### Task objective:
A line belongs in the answer if it contains "name"; copy every such line from the entries below.

Content starts

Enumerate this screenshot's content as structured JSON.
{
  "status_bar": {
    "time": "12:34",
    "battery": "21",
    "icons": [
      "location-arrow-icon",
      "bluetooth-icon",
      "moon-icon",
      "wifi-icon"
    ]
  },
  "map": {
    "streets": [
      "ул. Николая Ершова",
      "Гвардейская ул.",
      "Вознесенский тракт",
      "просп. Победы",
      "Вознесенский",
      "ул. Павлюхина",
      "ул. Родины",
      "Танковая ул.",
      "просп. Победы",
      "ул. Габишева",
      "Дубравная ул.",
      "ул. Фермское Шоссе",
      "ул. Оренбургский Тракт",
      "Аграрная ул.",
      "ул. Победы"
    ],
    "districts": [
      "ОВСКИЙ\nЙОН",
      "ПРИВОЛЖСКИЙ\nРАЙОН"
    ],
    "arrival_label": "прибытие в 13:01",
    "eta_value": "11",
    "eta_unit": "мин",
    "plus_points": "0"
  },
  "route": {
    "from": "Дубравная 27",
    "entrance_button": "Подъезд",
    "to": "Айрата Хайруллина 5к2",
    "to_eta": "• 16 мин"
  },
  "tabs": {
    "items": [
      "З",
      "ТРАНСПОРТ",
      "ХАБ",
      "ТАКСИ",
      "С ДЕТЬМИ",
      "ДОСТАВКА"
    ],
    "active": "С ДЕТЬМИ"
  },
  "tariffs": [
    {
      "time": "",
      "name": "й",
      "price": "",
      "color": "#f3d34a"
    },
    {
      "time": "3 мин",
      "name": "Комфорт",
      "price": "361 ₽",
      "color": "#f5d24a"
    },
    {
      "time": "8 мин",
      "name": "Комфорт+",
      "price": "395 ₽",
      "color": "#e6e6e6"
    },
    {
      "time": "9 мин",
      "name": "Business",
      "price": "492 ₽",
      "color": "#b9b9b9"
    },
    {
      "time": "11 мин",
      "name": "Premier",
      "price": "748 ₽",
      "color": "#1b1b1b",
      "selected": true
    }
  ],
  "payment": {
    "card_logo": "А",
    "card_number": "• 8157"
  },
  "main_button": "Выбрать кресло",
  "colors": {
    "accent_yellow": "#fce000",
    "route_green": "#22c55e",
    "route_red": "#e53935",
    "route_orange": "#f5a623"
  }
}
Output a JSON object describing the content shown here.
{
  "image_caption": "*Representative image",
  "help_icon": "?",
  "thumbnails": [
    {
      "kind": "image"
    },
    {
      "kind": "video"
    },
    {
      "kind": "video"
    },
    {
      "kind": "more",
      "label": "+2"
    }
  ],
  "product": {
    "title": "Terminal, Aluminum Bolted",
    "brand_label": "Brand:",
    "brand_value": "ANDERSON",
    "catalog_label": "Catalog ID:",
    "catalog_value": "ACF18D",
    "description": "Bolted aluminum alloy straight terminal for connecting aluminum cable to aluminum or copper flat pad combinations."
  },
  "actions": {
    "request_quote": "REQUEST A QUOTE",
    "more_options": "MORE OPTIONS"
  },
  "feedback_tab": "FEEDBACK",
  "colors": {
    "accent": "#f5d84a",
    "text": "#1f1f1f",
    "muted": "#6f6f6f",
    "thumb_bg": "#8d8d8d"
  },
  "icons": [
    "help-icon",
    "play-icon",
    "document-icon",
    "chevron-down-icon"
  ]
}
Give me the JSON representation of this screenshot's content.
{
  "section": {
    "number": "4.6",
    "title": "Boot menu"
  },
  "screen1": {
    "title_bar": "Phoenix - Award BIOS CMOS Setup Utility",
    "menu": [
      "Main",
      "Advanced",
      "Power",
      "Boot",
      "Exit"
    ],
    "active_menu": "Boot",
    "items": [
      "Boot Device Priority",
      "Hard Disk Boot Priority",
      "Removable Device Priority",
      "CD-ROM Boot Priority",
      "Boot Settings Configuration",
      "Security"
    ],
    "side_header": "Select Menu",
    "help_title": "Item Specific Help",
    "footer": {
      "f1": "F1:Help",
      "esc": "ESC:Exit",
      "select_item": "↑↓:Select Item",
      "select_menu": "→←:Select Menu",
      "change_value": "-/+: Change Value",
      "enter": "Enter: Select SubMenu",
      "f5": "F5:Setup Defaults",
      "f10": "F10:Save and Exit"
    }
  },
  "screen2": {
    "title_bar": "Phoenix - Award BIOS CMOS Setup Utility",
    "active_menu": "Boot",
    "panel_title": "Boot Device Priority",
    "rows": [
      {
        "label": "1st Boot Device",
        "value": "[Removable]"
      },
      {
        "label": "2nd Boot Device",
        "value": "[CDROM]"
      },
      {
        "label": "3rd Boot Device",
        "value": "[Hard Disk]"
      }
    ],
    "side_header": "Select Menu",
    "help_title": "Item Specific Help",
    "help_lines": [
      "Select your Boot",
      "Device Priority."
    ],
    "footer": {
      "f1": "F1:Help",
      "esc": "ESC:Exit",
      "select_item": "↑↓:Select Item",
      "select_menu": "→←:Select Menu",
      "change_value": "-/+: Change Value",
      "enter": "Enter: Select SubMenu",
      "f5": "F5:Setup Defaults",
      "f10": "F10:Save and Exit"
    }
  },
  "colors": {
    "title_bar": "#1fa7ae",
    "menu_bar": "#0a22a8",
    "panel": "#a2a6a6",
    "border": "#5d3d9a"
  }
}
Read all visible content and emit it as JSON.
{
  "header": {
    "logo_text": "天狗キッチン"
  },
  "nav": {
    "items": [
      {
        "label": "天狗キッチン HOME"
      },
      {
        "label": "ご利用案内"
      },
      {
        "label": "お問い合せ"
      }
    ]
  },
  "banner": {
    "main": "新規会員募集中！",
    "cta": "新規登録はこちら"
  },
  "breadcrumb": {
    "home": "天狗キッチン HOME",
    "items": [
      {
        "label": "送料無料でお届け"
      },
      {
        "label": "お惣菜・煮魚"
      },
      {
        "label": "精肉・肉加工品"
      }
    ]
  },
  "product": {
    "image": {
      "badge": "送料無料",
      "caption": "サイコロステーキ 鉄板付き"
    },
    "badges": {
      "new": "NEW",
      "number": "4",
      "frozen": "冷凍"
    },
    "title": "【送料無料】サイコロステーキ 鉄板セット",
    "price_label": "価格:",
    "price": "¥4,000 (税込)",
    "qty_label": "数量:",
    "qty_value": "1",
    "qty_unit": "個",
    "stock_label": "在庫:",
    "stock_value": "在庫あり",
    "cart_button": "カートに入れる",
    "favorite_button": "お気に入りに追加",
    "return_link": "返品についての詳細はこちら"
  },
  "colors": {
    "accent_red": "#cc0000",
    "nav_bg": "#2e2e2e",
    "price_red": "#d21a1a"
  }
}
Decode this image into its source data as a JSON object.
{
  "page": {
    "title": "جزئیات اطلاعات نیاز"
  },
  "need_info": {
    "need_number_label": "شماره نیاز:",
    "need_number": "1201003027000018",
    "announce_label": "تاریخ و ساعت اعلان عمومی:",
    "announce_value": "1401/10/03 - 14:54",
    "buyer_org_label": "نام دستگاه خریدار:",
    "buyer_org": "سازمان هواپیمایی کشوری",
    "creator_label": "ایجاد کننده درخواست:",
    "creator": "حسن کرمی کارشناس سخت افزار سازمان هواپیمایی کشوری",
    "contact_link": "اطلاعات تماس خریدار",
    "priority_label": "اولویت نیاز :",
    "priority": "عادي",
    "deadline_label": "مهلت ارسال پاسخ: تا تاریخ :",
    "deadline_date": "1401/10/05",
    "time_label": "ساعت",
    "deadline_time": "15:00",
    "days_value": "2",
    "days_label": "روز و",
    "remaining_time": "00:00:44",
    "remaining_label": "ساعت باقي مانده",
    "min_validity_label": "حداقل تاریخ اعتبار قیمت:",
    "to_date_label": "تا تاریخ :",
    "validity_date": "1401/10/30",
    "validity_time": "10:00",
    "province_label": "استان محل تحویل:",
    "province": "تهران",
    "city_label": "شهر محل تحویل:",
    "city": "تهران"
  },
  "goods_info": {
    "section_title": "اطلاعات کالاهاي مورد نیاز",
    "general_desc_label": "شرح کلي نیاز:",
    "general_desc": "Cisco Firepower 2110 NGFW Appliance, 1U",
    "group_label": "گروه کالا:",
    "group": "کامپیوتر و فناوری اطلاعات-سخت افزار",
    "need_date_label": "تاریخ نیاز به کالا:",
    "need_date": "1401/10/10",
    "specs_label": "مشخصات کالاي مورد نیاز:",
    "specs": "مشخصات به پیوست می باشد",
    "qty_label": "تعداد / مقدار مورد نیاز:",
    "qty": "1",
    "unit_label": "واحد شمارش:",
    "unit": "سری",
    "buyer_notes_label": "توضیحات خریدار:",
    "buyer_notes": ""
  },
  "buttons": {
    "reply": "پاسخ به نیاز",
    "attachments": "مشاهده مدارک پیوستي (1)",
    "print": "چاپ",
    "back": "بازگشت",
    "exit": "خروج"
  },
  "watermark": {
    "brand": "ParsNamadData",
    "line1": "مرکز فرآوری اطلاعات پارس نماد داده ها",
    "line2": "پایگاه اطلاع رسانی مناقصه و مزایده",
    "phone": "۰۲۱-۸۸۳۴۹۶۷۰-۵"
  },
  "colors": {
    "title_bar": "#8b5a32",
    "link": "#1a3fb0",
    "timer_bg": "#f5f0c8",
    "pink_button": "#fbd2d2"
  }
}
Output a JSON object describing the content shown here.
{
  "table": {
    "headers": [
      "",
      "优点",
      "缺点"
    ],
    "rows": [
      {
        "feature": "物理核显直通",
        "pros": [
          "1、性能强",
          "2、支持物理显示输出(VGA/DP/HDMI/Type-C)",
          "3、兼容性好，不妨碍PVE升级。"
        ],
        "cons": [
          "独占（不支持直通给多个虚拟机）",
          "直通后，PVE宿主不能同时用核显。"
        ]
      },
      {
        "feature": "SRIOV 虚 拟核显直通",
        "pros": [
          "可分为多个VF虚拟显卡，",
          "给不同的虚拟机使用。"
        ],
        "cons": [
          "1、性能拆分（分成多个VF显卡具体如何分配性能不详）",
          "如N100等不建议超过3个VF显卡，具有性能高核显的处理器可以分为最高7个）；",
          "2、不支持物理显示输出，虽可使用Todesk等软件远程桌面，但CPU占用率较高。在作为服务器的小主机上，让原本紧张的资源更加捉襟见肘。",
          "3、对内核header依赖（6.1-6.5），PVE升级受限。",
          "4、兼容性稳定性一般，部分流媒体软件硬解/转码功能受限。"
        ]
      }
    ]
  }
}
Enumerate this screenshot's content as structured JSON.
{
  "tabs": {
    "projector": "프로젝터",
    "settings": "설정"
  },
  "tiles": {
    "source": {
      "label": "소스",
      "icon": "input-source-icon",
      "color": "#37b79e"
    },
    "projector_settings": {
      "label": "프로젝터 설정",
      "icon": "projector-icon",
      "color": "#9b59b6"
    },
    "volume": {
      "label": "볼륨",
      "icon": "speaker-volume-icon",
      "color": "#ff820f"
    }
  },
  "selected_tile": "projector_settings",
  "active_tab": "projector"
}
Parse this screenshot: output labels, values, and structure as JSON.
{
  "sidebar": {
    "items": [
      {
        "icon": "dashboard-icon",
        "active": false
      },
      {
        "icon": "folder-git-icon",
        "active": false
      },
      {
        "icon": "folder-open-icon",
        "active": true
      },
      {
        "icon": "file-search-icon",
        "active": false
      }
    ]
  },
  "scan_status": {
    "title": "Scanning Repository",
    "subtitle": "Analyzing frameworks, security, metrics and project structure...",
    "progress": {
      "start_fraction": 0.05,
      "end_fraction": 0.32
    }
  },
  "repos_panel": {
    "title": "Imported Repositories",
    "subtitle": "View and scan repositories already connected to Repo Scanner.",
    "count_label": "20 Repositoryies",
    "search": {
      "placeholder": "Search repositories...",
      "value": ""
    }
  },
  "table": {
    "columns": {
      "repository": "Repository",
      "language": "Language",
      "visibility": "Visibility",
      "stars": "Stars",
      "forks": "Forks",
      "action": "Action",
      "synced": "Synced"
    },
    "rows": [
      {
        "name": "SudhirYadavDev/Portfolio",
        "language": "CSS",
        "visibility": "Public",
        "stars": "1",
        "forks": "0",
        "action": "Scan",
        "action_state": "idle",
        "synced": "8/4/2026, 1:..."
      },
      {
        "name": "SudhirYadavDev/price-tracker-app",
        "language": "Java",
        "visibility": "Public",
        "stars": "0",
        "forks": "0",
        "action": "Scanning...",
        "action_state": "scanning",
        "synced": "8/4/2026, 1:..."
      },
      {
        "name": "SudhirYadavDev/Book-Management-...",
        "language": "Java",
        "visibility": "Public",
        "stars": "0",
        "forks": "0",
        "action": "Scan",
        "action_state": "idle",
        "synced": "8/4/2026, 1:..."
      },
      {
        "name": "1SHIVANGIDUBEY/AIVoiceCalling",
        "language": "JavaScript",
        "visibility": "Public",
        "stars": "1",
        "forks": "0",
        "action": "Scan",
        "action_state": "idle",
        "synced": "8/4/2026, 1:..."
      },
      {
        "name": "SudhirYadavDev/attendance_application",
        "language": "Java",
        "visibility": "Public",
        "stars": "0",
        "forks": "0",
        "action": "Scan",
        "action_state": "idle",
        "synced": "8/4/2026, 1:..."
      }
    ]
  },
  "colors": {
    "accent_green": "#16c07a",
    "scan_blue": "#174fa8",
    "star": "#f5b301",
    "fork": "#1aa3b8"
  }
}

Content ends

### Answer to the exercise:
      "name": "й",
      "name": "Комфорт",
      "name": "Комфорт+",
      "name": "Business",
      "name": "Premier",
        "name": "SudhirYadavDev/Portfolio",
        "name": "SudhirYadavDev/price-tracker-app",
        "name": "SudhirYadavDev/Book-Management-...",
        "name": "1SHIVANGIDUBEY/AIVoiceCalling",
        "name": "SudhirYadavDev/attendance_application",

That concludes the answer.